Its first task was towing the Saturn out of the garage so we could get to the riding lawnmower. Piece of cake. The mower had a flat tire and a dead battery and as with all other things hete, miracles ensued.

Out of nowhere, we suddenly discovered that we have a battery charger and air pump. Those will be handy indeed! The battery is too dead to charge but that’s easy. That and a little gasoline and we shall see how she runs. Of course I told the husb it would be amazing if we had a little cart to pull behind it and this appeared: 

Yep, a “cart” to pull behind it! No more walking back and forth with 32 armloads of things across 7 acres.

It’s been another week of getting our hands dirty and making serious progress while having heaps of fun along the way. 

Tomorrow will be mostly sunny and warm enough for an outdoor bubble bath in our awesome new “tub” after my healing clients and our chores. We’re all pretty excited about that too.

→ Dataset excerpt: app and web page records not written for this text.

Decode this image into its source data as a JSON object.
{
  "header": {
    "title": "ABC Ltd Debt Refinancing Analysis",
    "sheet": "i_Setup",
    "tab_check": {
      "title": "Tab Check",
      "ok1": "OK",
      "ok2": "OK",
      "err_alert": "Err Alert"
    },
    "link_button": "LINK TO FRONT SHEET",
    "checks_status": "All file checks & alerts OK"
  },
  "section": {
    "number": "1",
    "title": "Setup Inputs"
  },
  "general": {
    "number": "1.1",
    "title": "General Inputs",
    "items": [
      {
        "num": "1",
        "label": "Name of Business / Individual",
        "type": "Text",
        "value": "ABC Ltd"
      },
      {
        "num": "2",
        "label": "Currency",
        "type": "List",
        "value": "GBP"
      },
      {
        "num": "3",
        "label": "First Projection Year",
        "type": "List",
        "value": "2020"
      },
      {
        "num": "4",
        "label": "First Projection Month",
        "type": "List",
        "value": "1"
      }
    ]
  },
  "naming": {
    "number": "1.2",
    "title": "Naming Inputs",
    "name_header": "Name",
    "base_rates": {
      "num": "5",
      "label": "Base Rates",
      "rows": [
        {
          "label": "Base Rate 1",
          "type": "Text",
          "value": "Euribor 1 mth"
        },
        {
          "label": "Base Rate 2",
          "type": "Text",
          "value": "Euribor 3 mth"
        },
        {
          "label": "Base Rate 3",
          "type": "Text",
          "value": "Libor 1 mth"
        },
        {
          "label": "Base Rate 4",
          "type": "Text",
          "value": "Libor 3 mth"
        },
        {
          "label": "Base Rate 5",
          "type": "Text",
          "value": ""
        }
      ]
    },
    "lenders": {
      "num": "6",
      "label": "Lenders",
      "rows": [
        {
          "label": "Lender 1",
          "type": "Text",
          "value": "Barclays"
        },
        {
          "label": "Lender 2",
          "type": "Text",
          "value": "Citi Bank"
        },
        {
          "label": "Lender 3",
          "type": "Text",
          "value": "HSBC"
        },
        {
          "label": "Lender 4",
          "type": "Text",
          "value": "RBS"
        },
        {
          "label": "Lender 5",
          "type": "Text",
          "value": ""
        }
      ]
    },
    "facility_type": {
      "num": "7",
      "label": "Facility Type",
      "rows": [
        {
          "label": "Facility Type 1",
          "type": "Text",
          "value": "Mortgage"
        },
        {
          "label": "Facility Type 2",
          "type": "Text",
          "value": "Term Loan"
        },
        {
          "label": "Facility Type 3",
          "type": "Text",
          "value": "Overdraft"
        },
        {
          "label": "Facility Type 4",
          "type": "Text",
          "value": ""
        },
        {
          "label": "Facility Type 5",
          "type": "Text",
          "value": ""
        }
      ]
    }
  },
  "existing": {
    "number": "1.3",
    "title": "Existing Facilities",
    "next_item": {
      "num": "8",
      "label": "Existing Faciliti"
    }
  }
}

Raking has been fun too. I should make the boy do it, but I really do enjoy it.

This is one of our maple trees last weekend vs this weekend. Leaf mulch!

I love this time of year so much! I’ve been going crazy making lots of soups, stew and chilli so we can come in and fill up on hot, nourishing yummies. We’ve been so blessed with this indian summer we’re having but I’m sooo excited to get the wood stove installed too. I love cooking on them more than in a slow cooker once it’s super cold out.

That’s the main gist of our week, in a little nut shell.